In New York, construction is the deadliest industry, with immigrant workers experiencing half of all occupational-related fatalities. In Massachusetts in 2013, it’s estimated that upward of 500 workers died from occupational disease, at least 1,800 were diagnosed with cancers associated with workplace exposures and 50,000 workers experienced serious injury. In Wyoming, workplace deaths climbed to a five-year high in 2012.
Conditions on Florida tomato farms improve thanks to the Fair Food Program; federal officials are developing a protective inhalation screening level for the West Virginia chemical spill region; and a Government Accountability Project expert testifies on whistleblower protections in observance of Workers Memorial Day.
Nine poultry workers filed safety and whistleblower complaints with the Labor Department against the country’s fifth largest poultry company and the temp staffing agency that hired some of them.
Today is Workers Memorial Day. This post discusses one of the thousands of occupational fatalities that occur every year around the world. – On Sunday, April 20th, Shayne Daye, a 27-year old electrician and technician, died as a result of an injury sustained while working at Suncor’s Oil Sands site about 15 miles north of Fort McMurray, Alberta in western Canada.

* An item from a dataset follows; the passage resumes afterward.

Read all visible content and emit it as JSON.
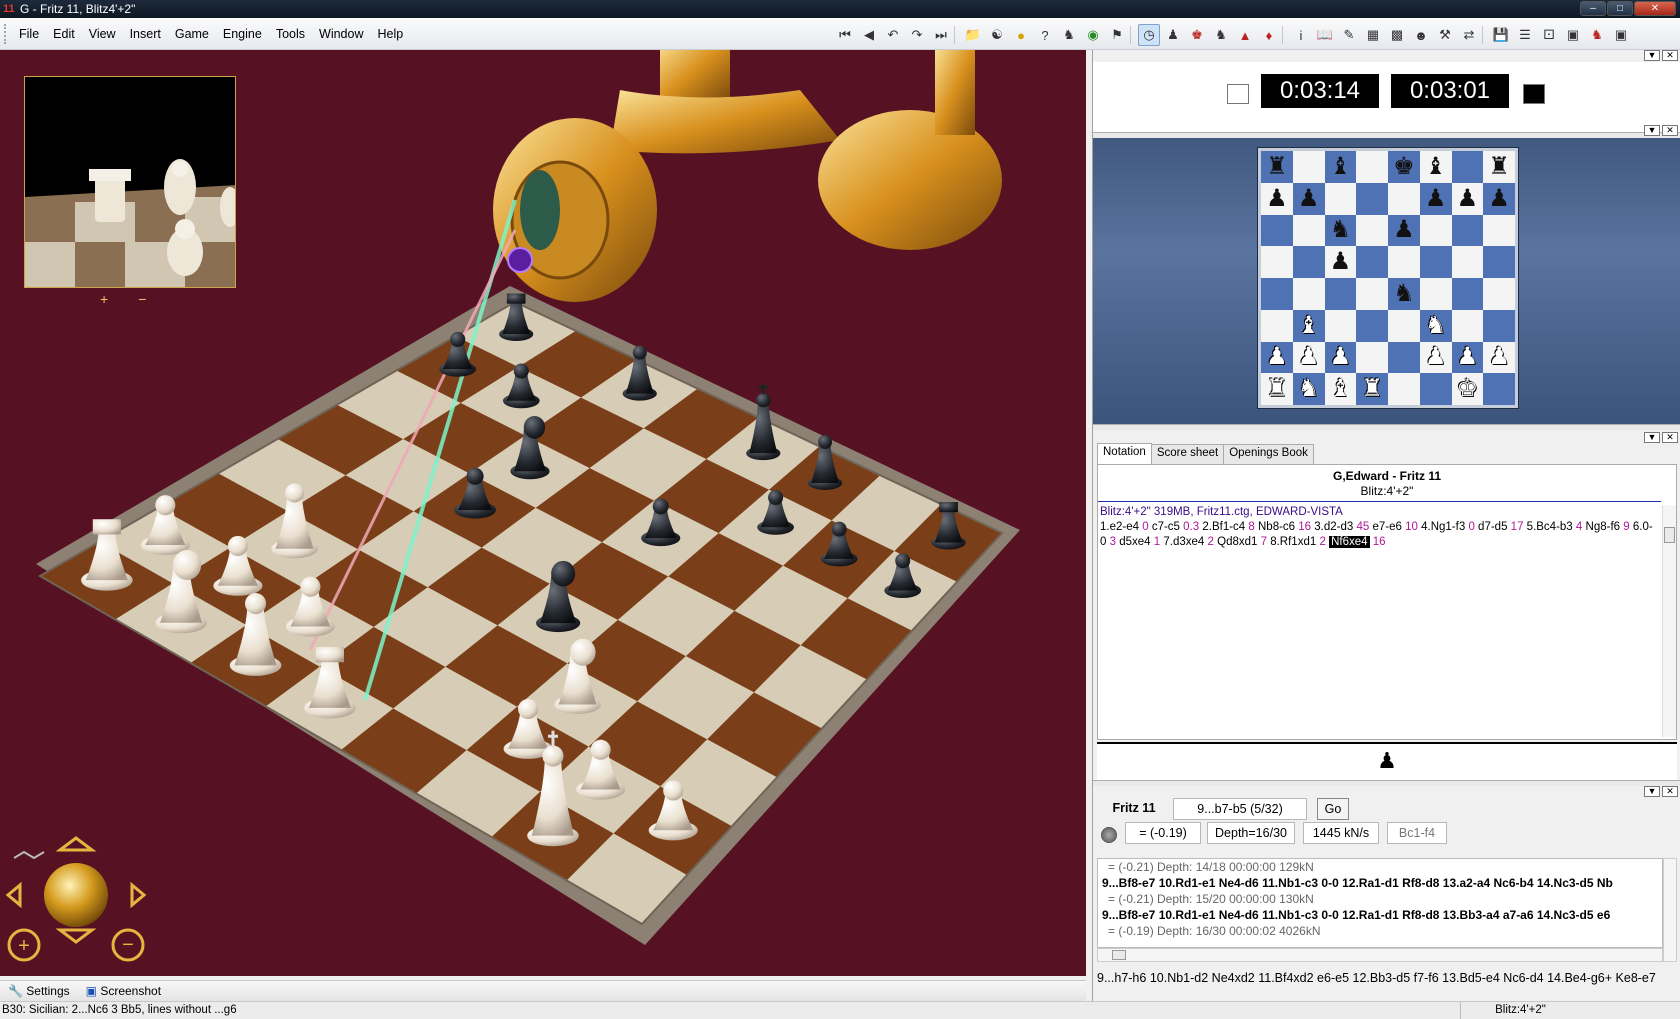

Daye’s death is Suncor Oil Sands’ second workplace fatality of 2014. A look at the industry’s record in Alberta suggests an alarming rate of occupational fatalities.
Two recent incidents reminded me of what a worker said about “safety talks.”

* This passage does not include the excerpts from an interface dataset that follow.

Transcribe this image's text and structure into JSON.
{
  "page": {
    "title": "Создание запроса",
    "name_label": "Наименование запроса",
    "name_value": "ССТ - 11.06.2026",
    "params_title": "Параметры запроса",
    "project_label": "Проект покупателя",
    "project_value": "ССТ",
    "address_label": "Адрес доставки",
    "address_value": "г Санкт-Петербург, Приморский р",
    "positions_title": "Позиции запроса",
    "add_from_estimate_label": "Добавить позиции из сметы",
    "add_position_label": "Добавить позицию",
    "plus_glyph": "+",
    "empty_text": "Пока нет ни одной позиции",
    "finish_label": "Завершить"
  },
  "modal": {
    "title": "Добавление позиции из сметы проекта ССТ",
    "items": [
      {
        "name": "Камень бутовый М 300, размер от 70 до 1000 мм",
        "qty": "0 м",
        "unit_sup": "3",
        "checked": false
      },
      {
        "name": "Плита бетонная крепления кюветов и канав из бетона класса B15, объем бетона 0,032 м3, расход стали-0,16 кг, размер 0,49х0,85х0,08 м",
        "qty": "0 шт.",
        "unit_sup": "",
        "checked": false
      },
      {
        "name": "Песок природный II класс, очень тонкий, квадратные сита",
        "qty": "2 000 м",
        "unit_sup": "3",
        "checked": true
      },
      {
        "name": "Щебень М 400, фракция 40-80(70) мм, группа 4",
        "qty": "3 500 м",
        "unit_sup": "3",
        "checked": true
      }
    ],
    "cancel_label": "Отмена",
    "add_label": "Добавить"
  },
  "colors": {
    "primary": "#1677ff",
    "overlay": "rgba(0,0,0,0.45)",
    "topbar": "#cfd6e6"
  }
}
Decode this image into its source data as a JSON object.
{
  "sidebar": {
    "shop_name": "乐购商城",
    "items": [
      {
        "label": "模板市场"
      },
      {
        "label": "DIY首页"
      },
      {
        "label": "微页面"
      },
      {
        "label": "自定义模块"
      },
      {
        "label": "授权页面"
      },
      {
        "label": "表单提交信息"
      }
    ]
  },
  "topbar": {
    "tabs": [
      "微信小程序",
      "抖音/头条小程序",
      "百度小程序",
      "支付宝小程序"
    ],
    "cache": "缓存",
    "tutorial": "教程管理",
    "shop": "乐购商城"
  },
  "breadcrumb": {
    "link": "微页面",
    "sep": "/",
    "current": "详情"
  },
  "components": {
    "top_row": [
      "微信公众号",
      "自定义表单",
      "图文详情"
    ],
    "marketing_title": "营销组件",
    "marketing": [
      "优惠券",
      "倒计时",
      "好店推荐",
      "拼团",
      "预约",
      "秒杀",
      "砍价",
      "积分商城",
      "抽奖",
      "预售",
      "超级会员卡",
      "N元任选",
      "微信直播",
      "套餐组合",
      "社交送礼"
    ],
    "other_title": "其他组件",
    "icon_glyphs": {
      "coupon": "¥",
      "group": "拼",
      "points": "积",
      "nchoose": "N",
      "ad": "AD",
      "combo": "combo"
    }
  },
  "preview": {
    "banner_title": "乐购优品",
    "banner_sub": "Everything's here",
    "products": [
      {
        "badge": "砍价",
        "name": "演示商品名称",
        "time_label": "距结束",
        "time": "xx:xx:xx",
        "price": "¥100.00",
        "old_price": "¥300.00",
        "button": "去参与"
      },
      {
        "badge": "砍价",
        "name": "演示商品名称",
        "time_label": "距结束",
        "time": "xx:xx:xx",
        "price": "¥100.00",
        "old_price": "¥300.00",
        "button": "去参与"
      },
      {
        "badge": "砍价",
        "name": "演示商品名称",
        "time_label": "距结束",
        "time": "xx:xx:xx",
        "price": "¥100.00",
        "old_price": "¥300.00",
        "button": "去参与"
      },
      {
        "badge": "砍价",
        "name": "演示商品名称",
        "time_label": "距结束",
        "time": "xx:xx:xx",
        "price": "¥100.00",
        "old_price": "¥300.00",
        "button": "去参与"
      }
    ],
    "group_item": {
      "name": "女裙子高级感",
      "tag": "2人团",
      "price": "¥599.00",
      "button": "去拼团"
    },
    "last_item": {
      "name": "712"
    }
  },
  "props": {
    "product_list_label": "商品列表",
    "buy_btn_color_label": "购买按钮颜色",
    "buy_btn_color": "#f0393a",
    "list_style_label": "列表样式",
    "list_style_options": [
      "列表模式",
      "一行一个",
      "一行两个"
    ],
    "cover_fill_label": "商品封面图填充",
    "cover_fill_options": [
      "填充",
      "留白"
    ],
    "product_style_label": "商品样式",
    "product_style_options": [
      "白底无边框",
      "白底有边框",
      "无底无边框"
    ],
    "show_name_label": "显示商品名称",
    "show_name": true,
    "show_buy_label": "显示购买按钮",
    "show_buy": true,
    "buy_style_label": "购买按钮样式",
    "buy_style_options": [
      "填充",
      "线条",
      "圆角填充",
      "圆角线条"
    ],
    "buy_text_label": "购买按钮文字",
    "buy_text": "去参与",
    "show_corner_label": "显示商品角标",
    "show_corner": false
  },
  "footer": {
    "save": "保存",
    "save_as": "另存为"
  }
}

OSHA’s public hearing on its proposed regulation on respirable crystalline silica concluded last week. Some of the final witnesses included the American Petroleum Institute and the Laborers’ Health and Safety Fund.

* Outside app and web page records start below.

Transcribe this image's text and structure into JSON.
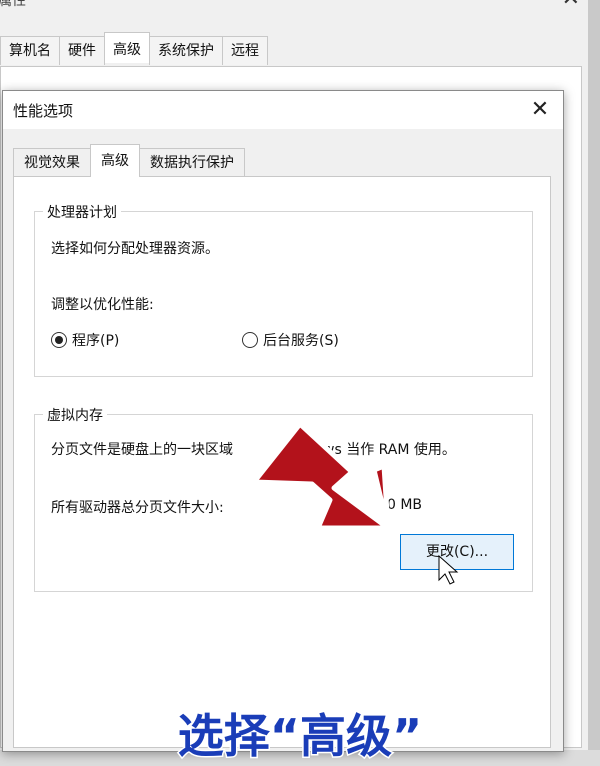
{
  "background_window": {
    "title": "属性",
    "close": "✕",
    "tabs": [
      "算机名",
      "硬件",
      "高级",
      "系统保护",
      "远程"
    ],
    "active_tab": 2
  },
  "dialog": {
    "title": "性能选项",
    "close": "✕",
    "tabs": [
      "视觉效果",
      "高级",
      "数据执行保护"
    ],
    "active_tab": 1
  },
  "processor": {
    "legend": "处理器计划",
    "desc": "选择如何分配处理器资源。",
    "adjust_label": "调整以优化性能:",
    "options": [
      {
        "label": "程序(P)",
        "checked": true
      },
      {
        "label": "后台服务(S)",
        "checked": false
      }
    ]
  },
  "vmem": {
    "legend": "虚拟内存",
    "desc_left": "分页文件是硬盘上的一块区域",
    "desc_right": "ws 当作 RAM 使用。",
    "total_label": "所有驱动器总分页文件大小:",
    "total_value": "0 MB",
    "change_button": "更改(C)..."
  },
  "overlay": {
    "caption": "选择“高级”",
    "arrow_color": "#b3121b"
  }
}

A high-road employer and lower-wage workers spoke in the second week of public hearings on OSHA’s proposed rule to protect workers who are exposed to respirable crystalline silica.
Twelve weeks into 2014, six cell tower workers have died on the job – incidents that caused a total of 7 fatalities. OSHA has called the industry’s safety record “unacceptable” and announced increased focus on tower work safety. But this history of catastrophic and fatal incidents goes back nearly 20 years. What’s needed to effect change?
A few highlights (and low lights) from the first week of public hearings on OSHA’s proposed rule to protect workers who are exposed to respirable crystalline silica.